The Sea of Semis
Originally posted 10/17/2012
I left Indianapolis and headed southwest through Illinois and into Missouri. By gum, I need to check whatever settings there are on my Garmin Nuvi GPS. It’s eager to avoid Interstates that will get me to my next destination more efficiently. Routed me out of Indy on a couple of minor highways with traffic signals when I-70 was calling. Stepping into St. Louis, it was going to keep me out of the city itself by routing me around the south beltway. “Keep left to stay on I-65, keep left, keep left.” Then suddenly it was directing me to “Take I-NN south, exit exit right.” I looked straight out the passenger window to see the referenced exit fly past at 60 MPH. “Golly gee!” is not what I said.

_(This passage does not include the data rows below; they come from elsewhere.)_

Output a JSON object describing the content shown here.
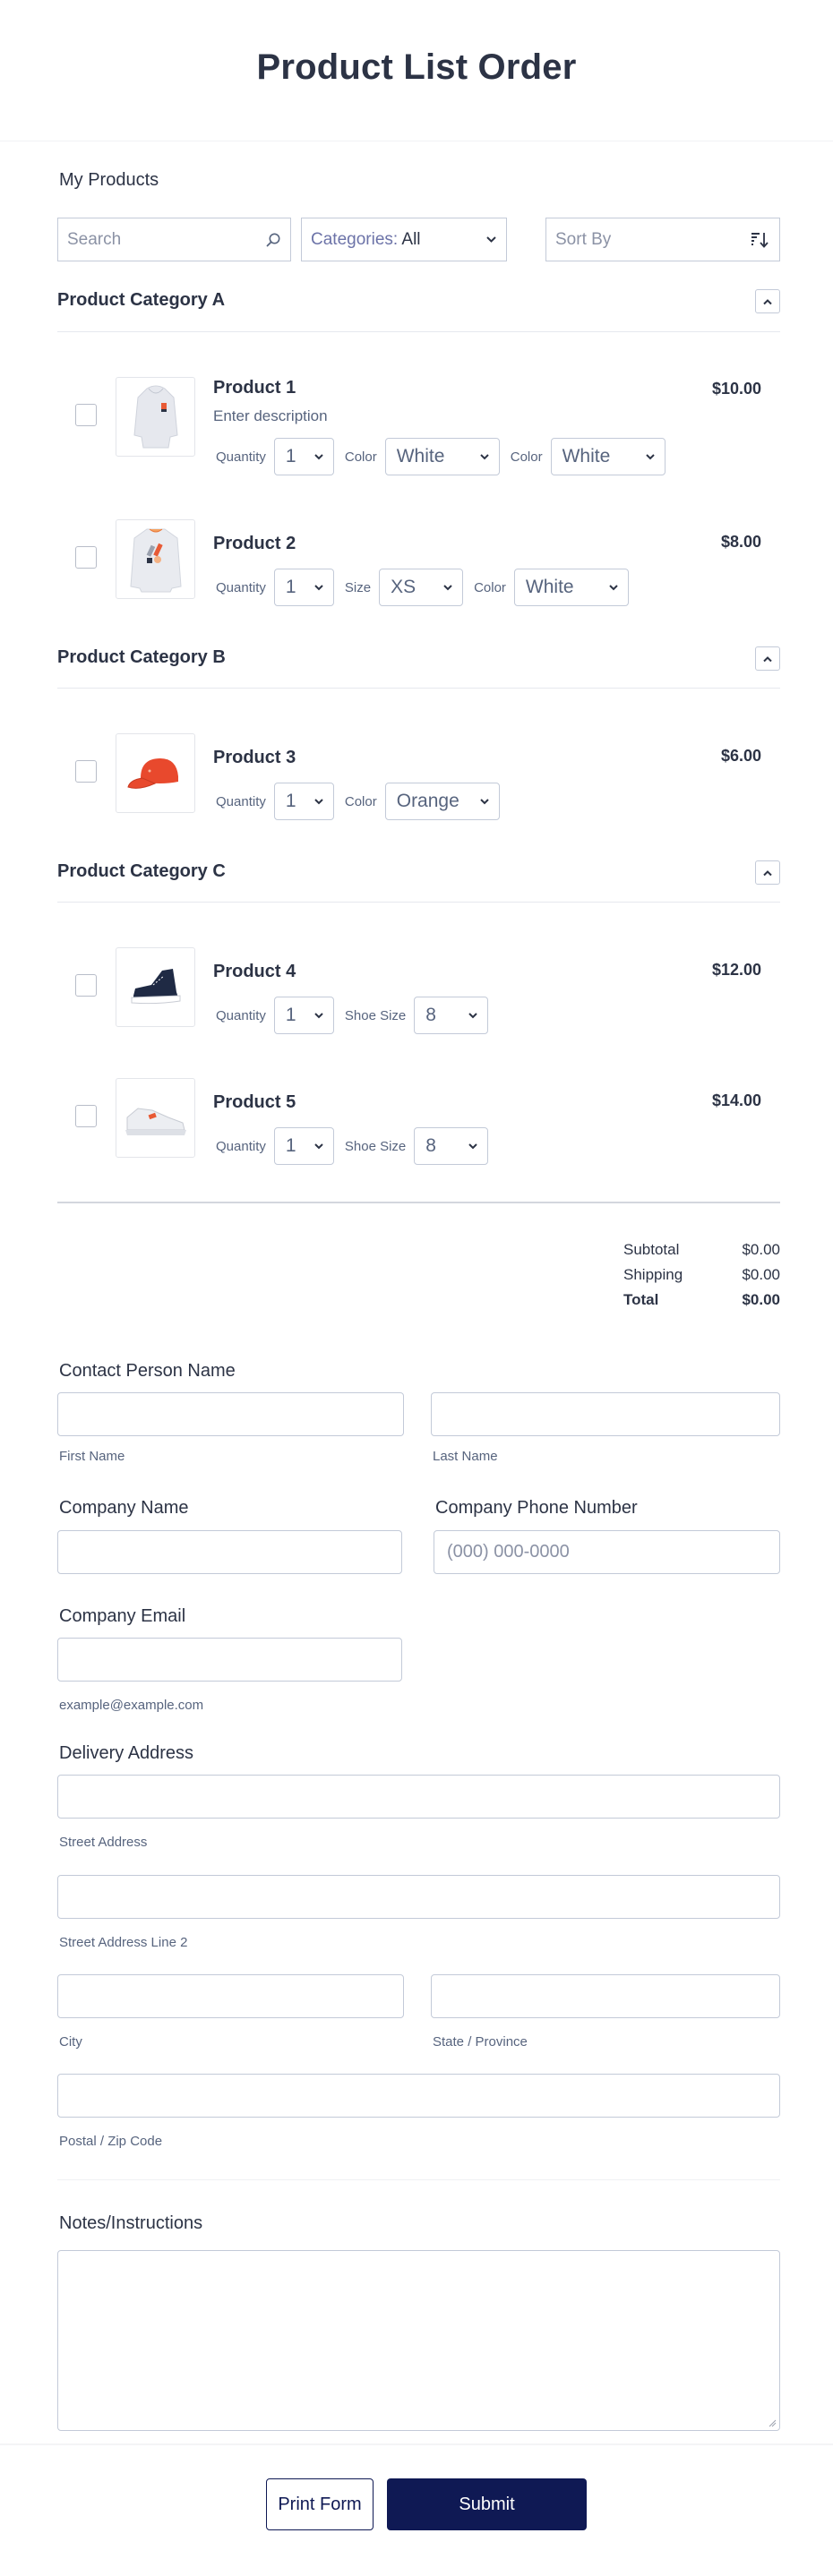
{
  "header": {
    "title": "Product List Order"
  },
  "products_section": {
    "label": "My Products",
    "search": {
      "placeholder": "Search",
      "icon": "search-icon"
    },
    "categories": {
      "label": "Categories:",
      "selected": "All",
      "icon": "chevron-down-icon"
    },
    "sort": {
      "placeholder": "Sort By",
      "icon": "sort-descending-icon"
    }
  },
  "categories": [
    {
      "title": "Product Category A",
      "toggle_icon": "chevron-up-icon",
      "products": [
        {
          "name": "Product 1",
          "description": "Enter description",
          "price": "$10.00",
          "image": "white-hoodie-image",
          "options": [
            {
              "label": "Quantity",
              "value": "1"
            },
            {
              "label": "Color",
              "value": "White"
            },
            {
              "label": "Color",
              "value": "White"
            }
          ]
        },
        {
          "name": "Product 2",
          "price": "$8.00",
          "image": "white-sweatshirt-image",
          "options": [
            {
              "label": "Quantity",
              "value": "1"
            },
            {
              "label": "Size",
              "value": "XS"
            },
            {
              "label": "Color",
              "value": "White"
            }
          ]
        }
      ]
    },
    {
      "title": "Product Category B",
      "toggle_icon": "chevron-up-icon",
      "products": [
        {
          "name": "Product 3",
          "price": "$6.00",
          "image": "orange-cap-image",
          "options": [
            {
              "label": "Quantity",
              "value": "1"
            },
            {
              "label": "Color",
              "value": "Orange"
            }
          ]
        }
      ]
    },
    {
      "title": "Product Category C",
      "toggle_icon": "chevron-up-icon",
      "products": [
        {
          "name": "Product 4",
          "price": "$12.00",
          "image": "navy-high-top-sneaker-image",
          "options": [
            {
              "label": "Quantity",
              "value": "1"
            },
            {
              "label": "Shoe Size",
              "value": "8"
            }
          ]
        },
        {
          "name": "Product 5",
          "price": "$14.00",
          "image": "white-running-shoe-image",
          "options": [
            {
              "label": "Quantity",
              "value": "1"
            },
            {
              "label": "Shoe Size",
              "value": "8"
            }
          ]
        }
      ]
    }
  ],
  "totals": {
    "subtotal_label": "Subtotal",
    "subtotal": "$0.00",
    "shipping_label": "Shipping",
    "shipping": "$0.00",
    "total_label": "Total",
    "total": "$0.00"
  },
  "form": {
    "contact": {
      "label": "Contact Person Name",
      "first_sub": "First Name",
      "last_sub": "Last Name",
      "first_value": "",
      "last_value": ""
    },
    "company_name": {
      "label": "Company Name",
      "value": ""
    },
    "company_phone": {
      "label": "Company Phone Number",
      "placeholder": "(000) 000-0000"
    },
    "company_email": {
      "label": "Company Email",
      "sub": "example@example.com",
      "value": ""
    },
    "address": {
      "label": "Delivery Address",
      "street_sub": "Street Address",
      "street2_sub": "Street Address Line 2",
      "city_sub": "City",
      "state_sub": "State / Province",
      "zip_sub": "Postal / Zip Code"
    },
    "notes": {
      "label": "Notes/Instructions",
      "value": ""
    }
  },
  "actions": {
    "print_label": "Print Form",
    "submit_label": "Submit"
  },
  "colors": {
    "primary": "#0f1954",
    "text": "#2c3345",
    "muted": "#57647e",
    "border": "#c3cad8"
  }
}
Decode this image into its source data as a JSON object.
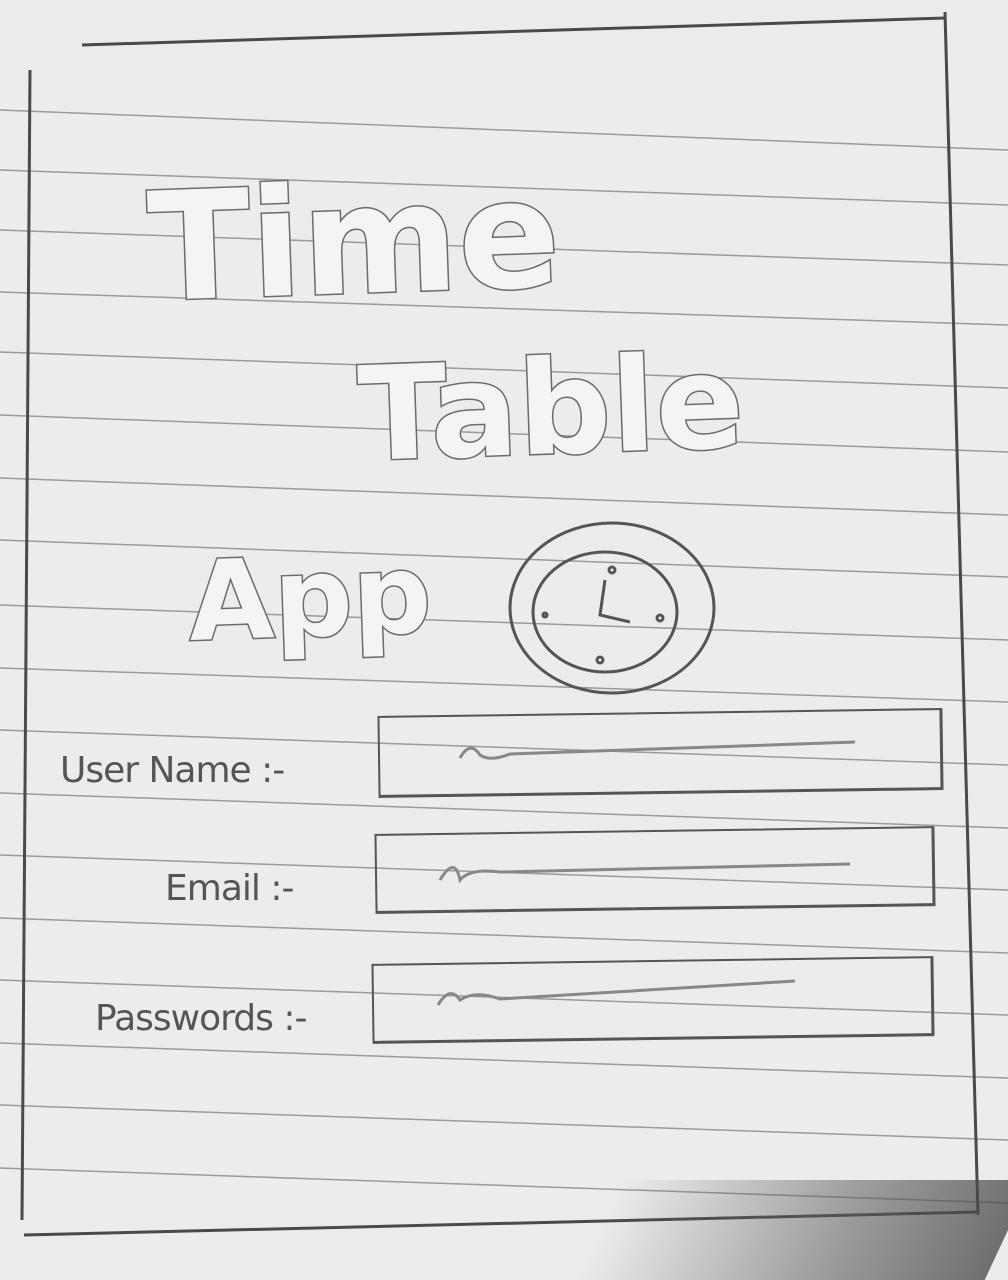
{
  "title": {
    "line1": "Time",
    "line2": "Table",
    "line3": "App"
  },
  "logo": {
    "icon": "clock-icon"
  },
  "form": {
    "fields": [
      {
        "label": "User Name :-",
        "value": ""
      },
      {
        "label": "Email :-",
        "value": ""
      },
      {
        "label": "Passwords :-",
        "value": ""
      }
    ]
  }
}
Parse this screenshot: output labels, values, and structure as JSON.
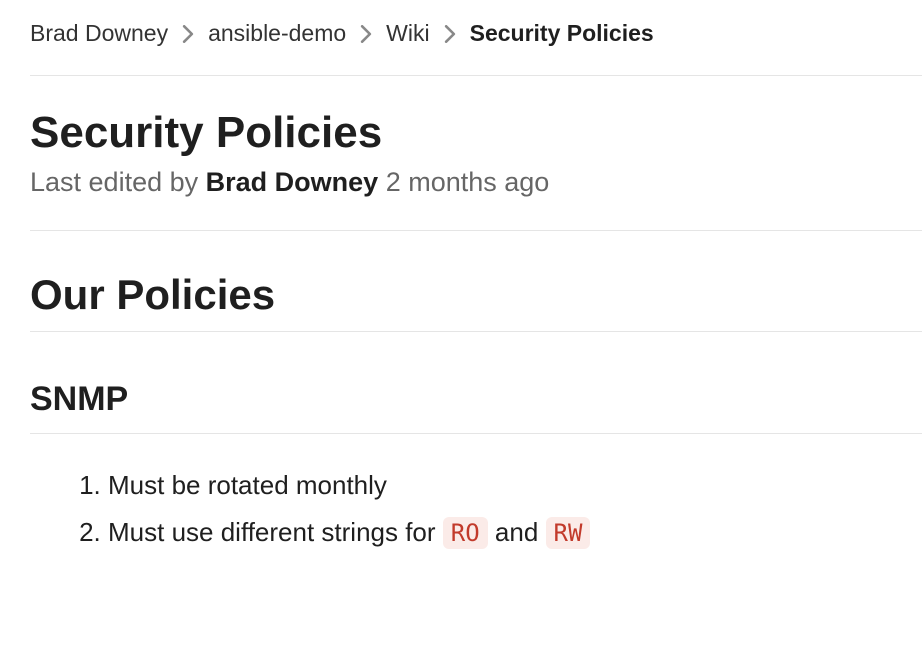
{
  "breadcrumb": {
    "items": [
      {
        "label": "Brad Downey"
      },
      {
        "label": "ansible-demo"
      },
      {
        "label": "Wiki"
      },
      {
        "label": "Security Policies"
      }
    ]
  },
  "page": {
    "title": "Security Policies",
    "last_edited_prefix": "Last edited by ",
    "author": "Brad Downey",
    "time_ago": "2 months ago"
  },
  "content": {
    "h1": "Our Policies",
    "h2": "SNMP",
    "list": {
      "item1": "Must be rotated monthly",
      "item2_prefix": "Must use different strings for ",
      "item2_code1": "RO",
      "item2_mid": " and ",
      "item2_code2": "RW"
    }
  }
}
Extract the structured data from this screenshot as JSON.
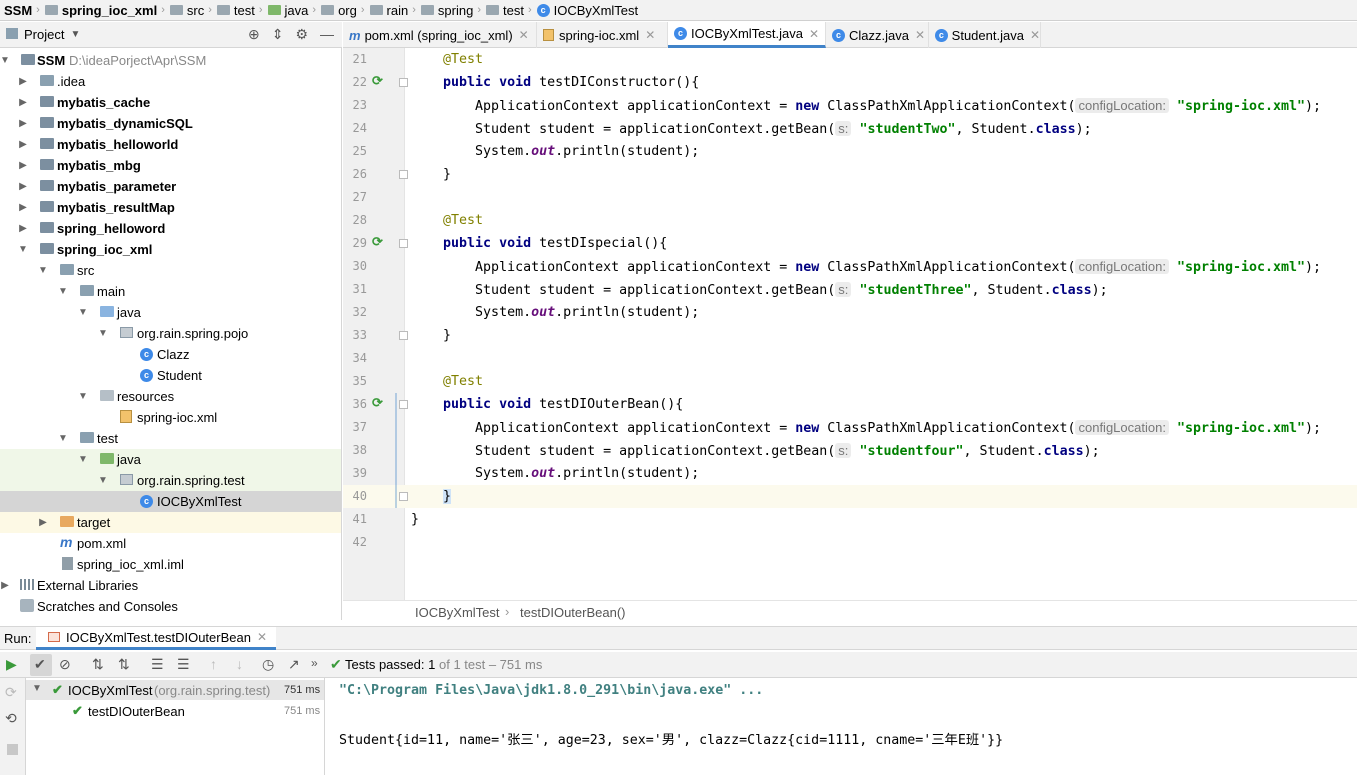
{
  "breadcrumb": [
    "SSM",
    "spring_ioc_xml",
    "src",
    "test",
    "java",
    "org",
    "rain",
    "spring",
    "test",
    "IOCByXmlTest"
  ],
  "project_panel": {
    "title": "Project",
    "tree": [
      {
        "label": "SSM",
        "extra": "D:\\ideaPorject\\Apr\\SSM",
        "bold": true
      },
      {
        "label": ".idea"
      },
      {
        "label": "mybatis_cache",
        "bold": true
      },
      {
        "label": "mybatis_dynamicSQL",
        "bold": true
      },
      {
        "label": "mybatis_helloworld",
        "bold": true
      },
      {
        "label": "mybatis_mbg",
        "bold": true
      },
      {
        "label": "mybatis_parameter",
        "bold": true
      },
      {
        "label": "mybatis_resultMap",
        "bold": true
      },
      {
        "label": "spring_helloword",
        "bold": true
      },
      {
        "label": "spring_ioc_xml",
        "bold": true
      },
      {
        "label": "src"
      },
      {
        "label": "main"
      },
      {
        "label": "java"
      },
      {
        "label": "org.rain.spring.pojo"
      },
      {
        "label": "Clazz"
      },
      {
        "label": "Student"
      },
      {
        "label": "resources"
      },
      {
        "label": "spring-ioc.xml"
      },
      {
        "label": "test"
      },
      {
        "label": "java"
      },
      {
        "label": "org.rain.spring.test"
      },
      {
        "label": "IOCByXmlTest"
      },
      {
        "label": "target"
      },
      {
        "label": "pom.xml"
      },
      {
        "label": "spring_ioc_xml.iml"
      },
      {
        "label": "External Libraries"
      },
      {
        "label": "Scratches and Consoles"
      }
    ]
  },
  "tabs": [
    {
      "label": "pom.xml (spring_ioc_xml)"
    },
    {
      "label": "spring-ioc.xml"
    },
    {
      "label": "IOCByXmlTest.java",
      "active": true
    },
    {
      "label": "Clazz.java"
    },
    {
      "label": "Student.java"
    }
  ],
  "editor": {
    "line_numbers": [
      "21",
      "22",
      "23",
      "24",
      "25",
      "26",
      "27",
      "28",
      "29",
      "30",
      "31",
      "32",
      "33",
      "34",
      "35",
      "36",
      "37",
      "38",
      "39",
      "40",
      "41",
      "42"
    ],
    "hint_config": "configLocation:",
    "hint_s": "s:",
    "annotation": "@Test",
    "kw_public": "public",
    "kw_void": "void",
    "kw_new": "new",
    "kw_class": "class",
    "kw_out": "out",
    "methods": [
      "testDIConstructor(){",
      "testDIspecial(){",
      "testDIOuterBean(){"
    ],
    "line_app_prefix": "ApplicationContext applicationContext = ",
    "line_app_call": " ClassPathXmlApplicationContext(",
    "str_xml": "\"spring-ioc.xml\"",
    "paren_end": ");",
    "line_student_prefix": "Student student = applicationContext.getBean(",
    "bean_names": [
      "\"studentTwo\"",
      "\"studentThree\"",
      "\"studentfour\""
    ],
    "student_class": ", Student.",
    "sysout_prefix": "System.",
    "sysout_suffix": ".println(student);",
    "close_brace": "}"
  },
  "editor_breadcrumb": [
    "IOCByXmlTest",
    "testDIOuterBean()"
  ],
  "run": {
    "label": "Run:",
    "tab": "IOCByXmlTest.testDIOuterBean",
    "status_prefix": "Tests passed:",
    "status_count": "1",
    "status_suffix": "of 1 test – 751 ms",
    "tests": [
      {
        "name": "IOCByXmlTest",
        "pkg": "(org.rain.spring.test)",
        "time": "751 ms"
      },
      {
        "name": "testDIOuterBean",
        "time": "751 ms"
      }
    ],
    "console": [
      "\"C:\\Program Files\\Java\\jdk1.8.0_291\\bin\\java.exe\" ...",
      "Student{id=11, name='张三', age=23, sex='男', clazz=Clazz{cid=1111, cname='三年E班'}}"
    ]
  },
  "colors": {
    "accent": "#4083c9",
    "pass": "#3a9a3a",
    "string": "#008000",
    "keyword": "#000080"
  }
}
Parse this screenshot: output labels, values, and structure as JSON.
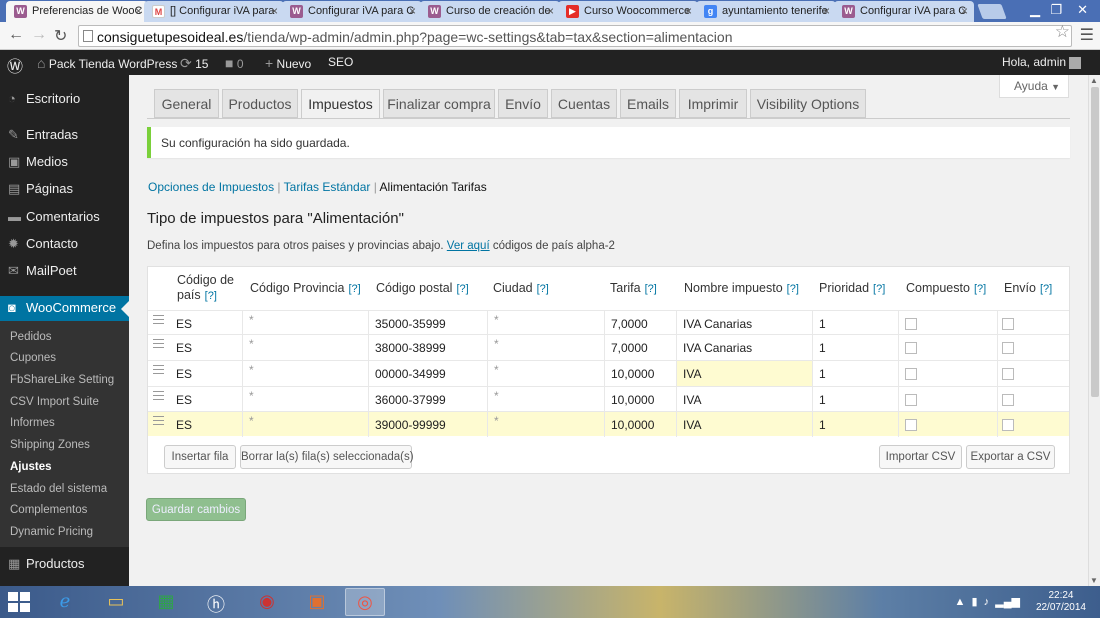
{
  "browser": {
    "tabs": [
      {
        "label": "Preferencias de WooC",
        "favicon": "W",
        "active": true
      },
      {
        "label": "[] Configurar iVA para",
        "favicon": "M",
        "active": false
      },
      {
        "label": "Configurar iVA para C",
        "favicon": "W",
        "active": false
      },
      {
        "label": "Curso de creación de",
        "favicon": "W",
        "active": false
      },
      {
        "label": "Curso Woocommerce",
        "favicon": "▶",
        "active": false
      },
      {
        "label": "ayuntamiento tenerife",
        "favicon": "g",
        "active": false
      },
      {
        "label": "Configurar iVA para C",
        "favicon": "W",
        "active": false
      }
    ],
    "url_host": "consiguetupesoideal.es",
    "url_path": "/tienda/wp-admin/admin.php?page=wc-settings&tab=tax&section=alimentacion"
  },
  "adminbar": {
    "site_name": "Pack Tienda WordPress",
    "updates": "15",
    "comments": "0",
    "new_label": "Nuevo",
    "seo_label": "SEO",
    "greeting": "Hola, admin"
  },
  "sidemenu": {
    "items": [
      "Escritorio",
      "Entradas",
      "Medios",
      "Páginas",
      "Comentarios",
      "Contacto",
      "MailPoet"
    ],
    "woocommerce": "WooCommerce",
    "submenu": [
      "Pedidos",
      "Cupones",
      "FbShareLike Setting",
      "CSV Import Suite",
      "Informes",
      "Shipping Zones",
      "Ajustes",
      "Estado del sistema",
      "Complementos",
      "Dynamic Pricing"
    ],
    "products": "Productos"
  },
  "help_label": "Ayuda",
  "settings_tabs": [
    "General",
    "Productos",
    "Impuestos",
    "Finalizar compra",
    "Envío",
    "Cuentas",
    "Emails",
    "Imprimir",
    "Visibility Options"
  ],
  "notice": "Su configuración ha sido guardada.",
  "subnav": {
    "link1": "Opciones de Impuestos",
    "link2": "Tarifas Estándar",
    "current": "Alimentación Tarifas",
    "sep": "|"
  },
  "section": {
    "title": "Tipo de impuestos para \"Alimentación\"",
    "desc_before": "Defina los impuestos para otros paises y provincias abajo. ",
    "desc_link": "Ver aquí",
    "desc_after": " códigos de país alpha-2"
  },
  "table": {
    "headers": {
      "country_1": "Código de",
      "country_2": "país",
      "state": "Código Provincia",
      "postcode": "Código postal",
      "city": "Ciudad",
      "rate": "Tarifa",
      "name": "Nombre impuesto",
      "priority": "Prioridad",
      "compound": "Compuesto",
      "shipping": "Envío",
      "hint": "[?]"
    },
    "rows": [
      {
        "country": "ES",
        "state": "*",
        "postcode": "35000-35999",
        "city": "*",
        "rate": "7,0000",
        "name": "IVA Canarias",
        "priority": "1"
      },
      {
        "country": "ES",
        "state": "*",
        "postcode": "38000-38999",
        "city": "*",
        "rate": "7,0000",
        "name": "IVA Canarias",
        "priority": "1"
      },
      {
        "country": "ES",
        "state": "*",
        "postcode": "00000-34999",
        "city": "*",
        "rate": "10,0000",
        "name": "IVA",
        "priority": "1"
      },
      {
        "country": "ES",
        "state": "*",
        "postcode": "36000-37999",
        "city": "*",
        "rate": "10,0000",
        "name": "IVA",
        "priority": "1"
      },
      {
        "country": "ES",
        "state": "*",
        "postcode": "39000-99999",
        "city": "*",
        "rate": "10,0000",
        "name": "IVA",
        "priority": "1"
      }
    ],
    "insert_row": "Insertar fila",
    "remove_rows": "Borrar la(s) fila(s) seleccionada(s)",
    "import_csv": "Importar CSV",
    "export_csv": "Exportar a CSV"
  },
  "save_label": "Guardar cambios",
  "taskbar": {
    "time": "22:24",
    "date": "22/07/2014"
  },
  "colors": {
    "accent": "#0074a2",
    "admin_dark": "#222222",
    "notice_green": "#7ad03a",
    "highlight": "#fefbd1"
  }
}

Although the GPS now warned me with what it called 20 miles of heavy traffic, it actually was very, very good rush hour traffic by Chicago standards. It kept rolling and never stopped completely in wide, smooth lanes. I was able to just stay on the right and poop along for a few miles before it opened up and we were flying. The I took an exit and after 10 miles headed south, was directed to take a two-lane that was headed southwest.
It was well worth the 15 minutes that the navigational snafu had cost me heading in. The road was glass-smooth as it snaked through some considerable hills. With no stop signs or traffic signals, it simply displayed a beautiful panorama of autumnal change. Wow.
Once west of St. Louis, I-44 in Missouri is a scaled-up washboard. You’re either going uphill or down. The Ford’s mighty 6.4 spent a lot of time on its turbo, only to nearly coast down the other side.
Toward the end of my day, I pulled into a rest area near St. Clair, one which can be used for overnight stays. After seeing that the 13 truck/RV slots were approaching half-filled at about 5:30, I decided to have mercy and go on to something else ahead. Truck drivers in general are highly regulated guys, many with tough schedules to keep yet with limits on how much time they can legally spend behind the wheel. At the end of their day, they park somewhere, eat some mediocre food, sleep, and leave early. Despite the movie images of bouncy seats and “breaker-breaker, good buddy,” it is not an easy life. When their day’s time is up, they must find a friendly, safe place to park, and get a few hours sleep. Call me a softy, but RVers usually have overnight choices that semi drivers do not. Their lives are difficult enough without cheapskate retired RVers hogging all the limited spaces available. I moved on to something I found online, Voss’ Truck Port, a vast truck fueling station. I got permission to stay overnight and was directed out onto several acres of gravel lot. By 10 PM, after a fine dinner and a movie in the camper, I stepped out to find the whole thing filled, and I mean filled. I looked out the window when I arose the next morning at 7:30, and half of the trucks were gone.